The next morning it started out sad as we had to say goodbye to the horses that needed humane euthanasia. The team of veterinarians had assessed all of the horses and there where some that needed relief from their chronic problems. These two horses were extremely bonded. One had heaves and the other one was completely blind. Darin held a bucket of grain for them as they were sedated together and gave them love as they got sleeper and sleeper and the final goodbye was said.
Adoption partners began arriving in the afternoon to take the horses that they would be taking into their adoption programs. Filling out digital forms was different then everyone was used to but it was quick and efficient.
Every adoption partner received an envelope that had the horses microchip and other information in it.
It was so wonderful having so many awesome horse welfare organizations come together to help all of these horses in transition.

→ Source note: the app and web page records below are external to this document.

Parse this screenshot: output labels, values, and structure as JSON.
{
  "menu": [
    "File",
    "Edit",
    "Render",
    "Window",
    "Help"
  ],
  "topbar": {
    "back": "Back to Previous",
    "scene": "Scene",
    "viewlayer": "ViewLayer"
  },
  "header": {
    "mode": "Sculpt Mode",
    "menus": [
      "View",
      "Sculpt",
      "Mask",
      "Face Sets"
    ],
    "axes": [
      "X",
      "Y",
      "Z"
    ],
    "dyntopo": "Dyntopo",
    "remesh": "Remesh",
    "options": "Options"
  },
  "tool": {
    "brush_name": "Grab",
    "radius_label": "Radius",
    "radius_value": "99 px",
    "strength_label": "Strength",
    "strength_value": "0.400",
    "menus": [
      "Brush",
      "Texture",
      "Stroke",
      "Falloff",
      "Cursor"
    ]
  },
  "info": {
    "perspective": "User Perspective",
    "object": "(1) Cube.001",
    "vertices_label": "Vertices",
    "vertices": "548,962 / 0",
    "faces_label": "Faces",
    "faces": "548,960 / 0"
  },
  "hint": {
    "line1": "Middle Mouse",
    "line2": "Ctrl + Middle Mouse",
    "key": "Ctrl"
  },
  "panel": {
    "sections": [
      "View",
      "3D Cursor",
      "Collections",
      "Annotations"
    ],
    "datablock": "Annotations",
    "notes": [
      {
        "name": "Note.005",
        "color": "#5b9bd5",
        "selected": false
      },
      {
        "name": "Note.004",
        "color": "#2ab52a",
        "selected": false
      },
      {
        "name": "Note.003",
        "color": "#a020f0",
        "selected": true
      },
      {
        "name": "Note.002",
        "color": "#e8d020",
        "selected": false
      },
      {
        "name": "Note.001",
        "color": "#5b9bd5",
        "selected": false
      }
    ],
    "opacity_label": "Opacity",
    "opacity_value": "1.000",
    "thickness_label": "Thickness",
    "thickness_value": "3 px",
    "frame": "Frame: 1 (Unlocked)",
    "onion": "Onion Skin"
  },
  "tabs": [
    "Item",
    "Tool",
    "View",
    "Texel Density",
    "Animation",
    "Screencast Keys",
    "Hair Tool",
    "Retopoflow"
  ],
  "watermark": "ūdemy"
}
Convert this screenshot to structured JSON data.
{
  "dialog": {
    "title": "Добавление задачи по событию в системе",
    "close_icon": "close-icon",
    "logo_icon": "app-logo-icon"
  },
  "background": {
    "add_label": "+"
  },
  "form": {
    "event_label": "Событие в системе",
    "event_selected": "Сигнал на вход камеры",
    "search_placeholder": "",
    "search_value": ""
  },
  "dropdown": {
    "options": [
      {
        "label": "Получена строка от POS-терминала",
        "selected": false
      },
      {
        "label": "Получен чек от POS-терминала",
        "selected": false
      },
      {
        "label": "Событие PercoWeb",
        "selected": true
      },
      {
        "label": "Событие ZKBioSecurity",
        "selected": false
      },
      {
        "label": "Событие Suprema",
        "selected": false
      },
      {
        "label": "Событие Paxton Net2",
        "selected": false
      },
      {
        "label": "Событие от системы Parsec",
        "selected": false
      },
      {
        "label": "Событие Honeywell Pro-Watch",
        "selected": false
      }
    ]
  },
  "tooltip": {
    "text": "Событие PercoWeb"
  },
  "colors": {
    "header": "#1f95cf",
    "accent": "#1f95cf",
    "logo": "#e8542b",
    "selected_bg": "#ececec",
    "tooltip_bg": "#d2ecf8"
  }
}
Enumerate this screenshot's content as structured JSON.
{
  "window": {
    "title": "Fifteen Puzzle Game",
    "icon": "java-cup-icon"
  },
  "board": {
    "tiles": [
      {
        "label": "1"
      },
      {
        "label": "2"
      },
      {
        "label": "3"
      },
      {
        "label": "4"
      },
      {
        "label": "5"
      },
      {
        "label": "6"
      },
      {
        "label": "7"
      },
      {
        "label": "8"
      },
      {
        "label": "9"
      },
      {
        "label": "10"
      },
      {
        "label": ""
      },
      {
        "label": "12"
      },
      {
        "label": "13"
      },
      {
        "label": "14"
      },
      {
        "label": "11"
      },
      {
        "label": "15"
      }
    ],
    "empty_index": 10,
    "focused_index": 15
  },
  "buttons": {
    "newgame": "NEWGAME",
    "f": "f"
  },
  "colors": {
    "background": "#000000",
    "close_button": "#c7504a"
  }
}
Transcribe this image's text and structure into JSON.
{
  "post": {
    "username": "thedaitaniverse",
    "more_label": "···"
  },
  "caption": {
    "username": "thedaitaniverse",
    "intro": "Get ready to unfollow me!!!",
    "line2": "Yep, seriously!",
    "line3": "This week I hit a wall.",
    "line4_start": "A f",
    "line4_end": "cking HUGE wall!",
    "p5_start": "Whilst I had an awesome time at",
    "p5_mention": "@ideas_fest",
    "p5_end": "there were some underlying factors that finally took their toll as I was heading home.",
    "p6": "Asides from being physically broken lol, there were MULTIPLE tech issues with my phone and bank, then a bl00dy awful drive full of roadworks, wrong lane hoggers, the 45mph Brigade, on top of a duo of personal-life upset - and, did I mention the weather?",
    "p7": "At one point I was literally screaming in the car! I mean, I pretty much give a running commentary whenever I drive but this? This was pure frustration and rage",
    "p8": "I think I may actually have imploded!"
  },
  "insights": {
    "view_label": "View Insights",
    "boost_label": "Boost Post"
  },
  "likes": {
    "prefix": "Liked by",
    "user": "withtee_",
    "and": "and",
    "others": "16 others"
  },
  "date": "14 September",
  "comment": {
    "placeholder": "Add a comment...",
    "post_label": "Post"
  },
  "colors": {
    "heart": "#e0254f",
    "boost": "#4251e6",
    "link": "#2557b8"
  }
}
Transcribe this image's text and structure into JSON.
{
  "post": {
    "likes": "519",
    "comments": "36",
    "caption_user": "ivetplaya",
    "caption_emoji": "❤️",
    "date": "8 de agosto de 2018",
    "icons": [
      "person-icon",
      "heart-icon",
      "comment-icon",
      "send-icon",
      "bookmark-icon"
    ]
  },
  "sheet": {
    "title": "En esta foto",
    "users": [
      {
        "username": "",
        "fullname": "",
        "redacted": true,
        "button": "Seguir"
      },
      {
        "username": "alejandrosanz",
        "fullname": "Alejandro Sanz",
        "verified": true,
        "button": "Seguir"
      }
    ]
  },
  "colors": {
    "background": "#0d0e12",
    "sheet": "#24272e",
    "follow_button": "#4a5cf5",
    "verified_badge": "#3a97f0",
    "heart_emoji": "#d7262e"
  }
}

Trailers where lined up everywhere as adoption partners where loading their horses.
The youngsters where a little confused as what was happening but their handlers assured them that everything would be okay.
The smiles on the adoption partners faces where priceless.
So many horses heading to their new futures and without this event they could end up in the wrong hands.
This horse took one last look as if to say thank you and goodbye as he was loading up with his adoption partner.
Everything that started out in the suitcases had to be organized back into the suitcases. Tawnee had a detailed list of what items belonged in what suitcases.
The last horse was loading up and Kimberly was zipping up the suitcases. It had been a long two days but so many horses now have a bright future because of this event.
Tawnee did a video showing the horses being placed with their adoption partners. To watch that video click here
We would like to send a huge thank you to the Right Horse Initiative for making this event possible. A big thank you goes to Dr. McKichan, Dr. Sholts of Dells Equine Veterinary Service, LLC and Dr. Lorenz of Capital Performance Veterinary Services! We would like to also thank all our adoption partners who stepped forward to take all the adoptable horses into their adoption programs. A big thank you to the adoption partners: Midwest Horse Welfare Foundation, Inc., Pony Tales Refuge & Rehab, Inc., Amazing Grace Equine Sanctuary, and Beautiful Hearts Rescue. If you are interested in adopting a horse that was surrendered at this event please contact the adoption partners listed above. The Fjord was placed with Midwest Horse Welfare Foundation, Inc. If you would like to help our mission of saving horses in jeopardy please make a donation.